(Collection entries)
..........
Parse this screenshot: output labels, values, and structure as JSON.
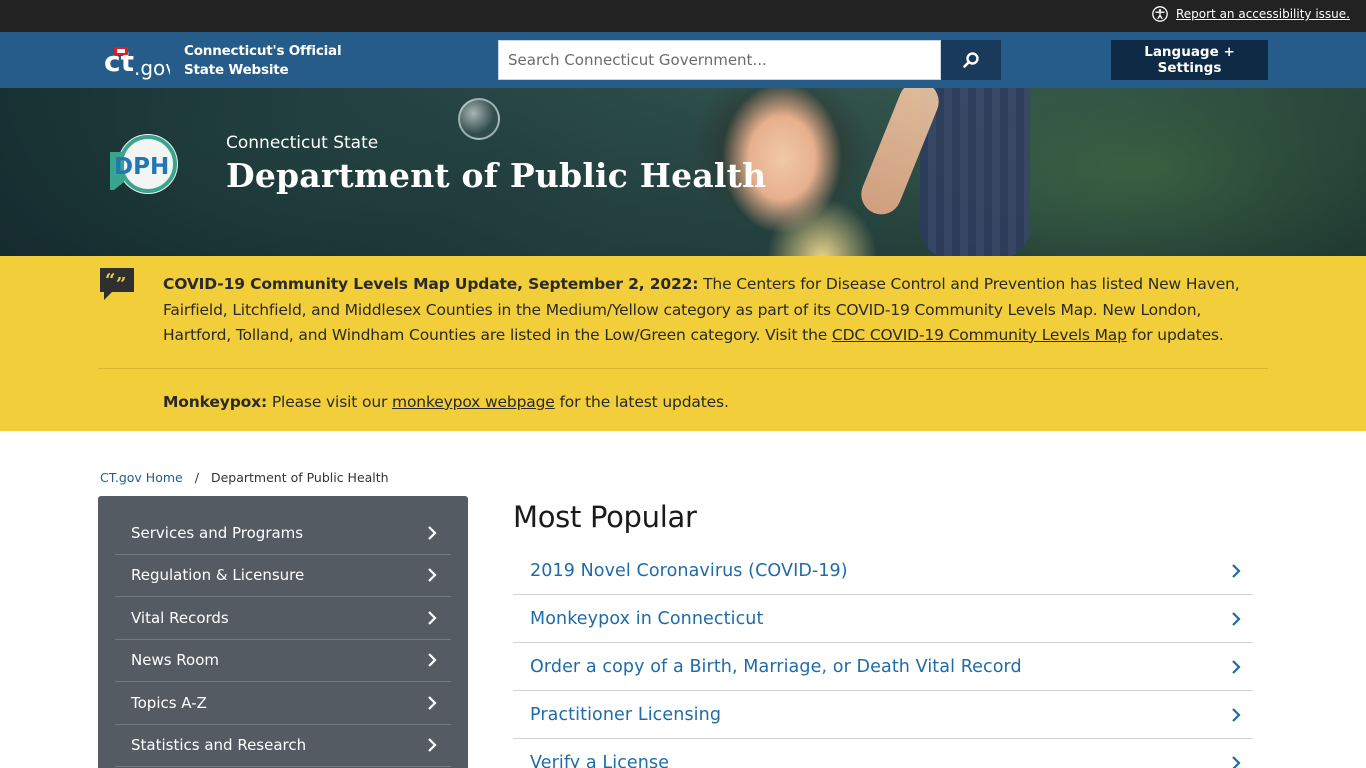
{
  "utility": {
    "a11y_label": "Report an accessibility issue."
  },
  "header": {
    "logo_text": "ct.gov",
    "official_line1": "Connecticut's Official",
    "official_line2": "State Website",
    "search_placeholder": "Search Connecticut Government...",
    "language_button": "Language + Settings",
    "header_color": "#255c8a"
  },
  "hero": {
    "logo_text": "DPH",
    "subtitle": "Connecticut State",
    "title": "Department of Public Health"
  },
  "alert": {
    "bg_color": "#f2ce3a",
    "item1_bold": "COVID-19 Community Levels Map Update, September 2, 2022:",
    "item1_text": " The Centers for Disease Control and Prevention has listed New Haven, Fairfield, Litchfield, and Middlesex Counties in the Medium/Yellow category as part of its COVID-19 Community Levels Map. New London, Hartford, Tolland, and Windham Counties are listed in the Low/Green category. Visit the ",
    "item1_link": "CDC COVID-19 Community Levels Map",
    "item1_tail": " for updates.",
    "item2_bold": "Monkeypox:",
    "item2_text": " Please visit our ",
    "item2_link": "monkeypox webpage",
    "item2_tail": " for the latest updates."
  },
  "breadcrumb": {
    "home": "CT.gov Home",
    "separator": "/",
    "current": "Department of Public Health"
  },
  "side_nav": {
    "items": [
      {
        "label": "Services and Programs"
      },
      {
        "label": "Regulation & Licensure"
      },
      {
        "label": "Vital Records"
      },
      {
        "label": "News Room"
      },
      {
        "label": "Topics A-Z"
      },
      {
        "label": "Statistics and Research"
      }
    ]
  },
  "most_popular": {
    "title": "Most Popular",
    "items": [
      {
        "label": "2019 Novel Coronavirus (COVID-19)"
      },
      {
        "label": "Monkeypox in Connecticut"
      },
      {
        "label": "Order a copy of a Birth, Marriage, or Death Vital Record"
      },
      {
        "label": "Practitioner Licensing"
      },
      {
        "label": "Verify a License"
      }
    ]
  }
}
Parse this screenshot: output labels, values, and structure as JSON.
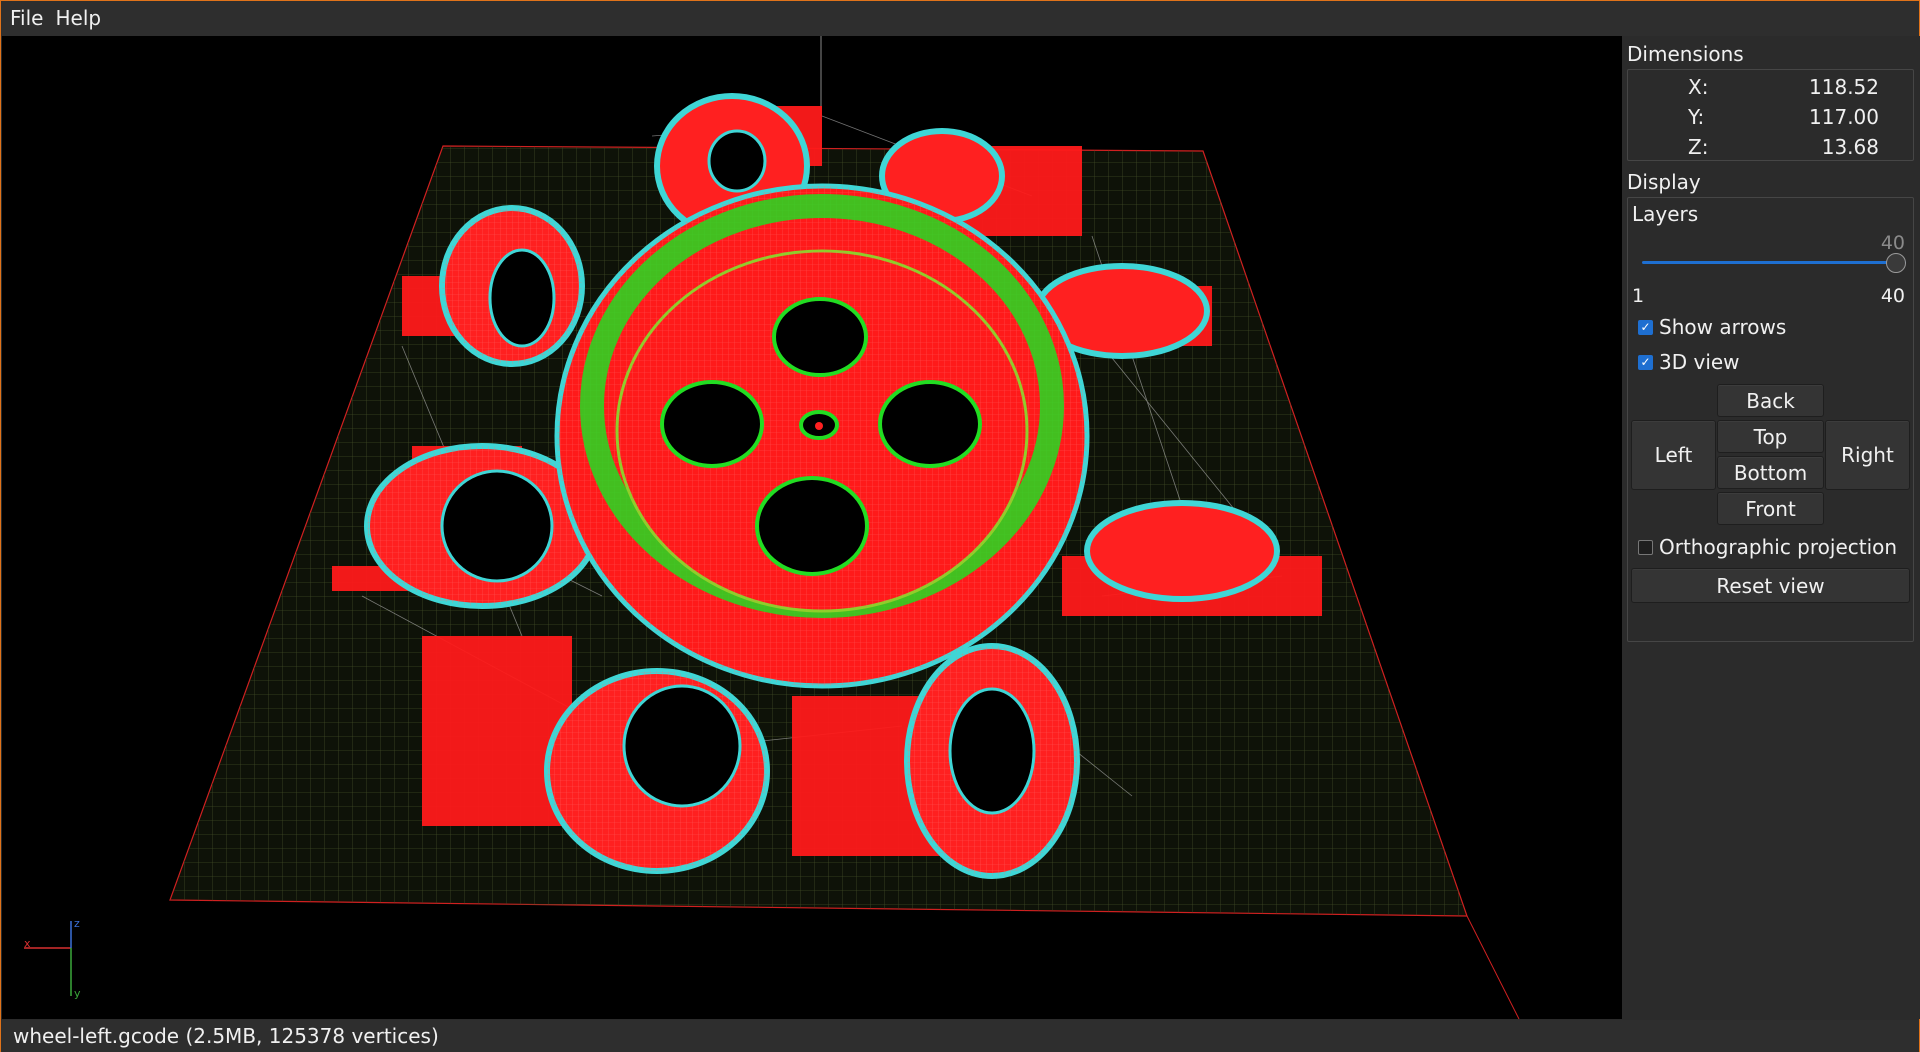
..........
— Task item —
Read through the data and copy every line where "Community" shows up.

— Response area —
    "item1_bold": "COVID-19 Community Levels Map Update, September 2, 2022:",
    "item1_text": " The Centers for Disease Control and Prevention has listed New Haven, Fairfield, Litchfield, and Middlesex Counties in the Medium/Yellow category as part of its COVID-19 Community Levels Map. New London, Hartford, Tolland, and Windham Counties are listed in the Low/Green category. Visit the ",
    "item1_link": "CDC COVID-19 Community Levels Map",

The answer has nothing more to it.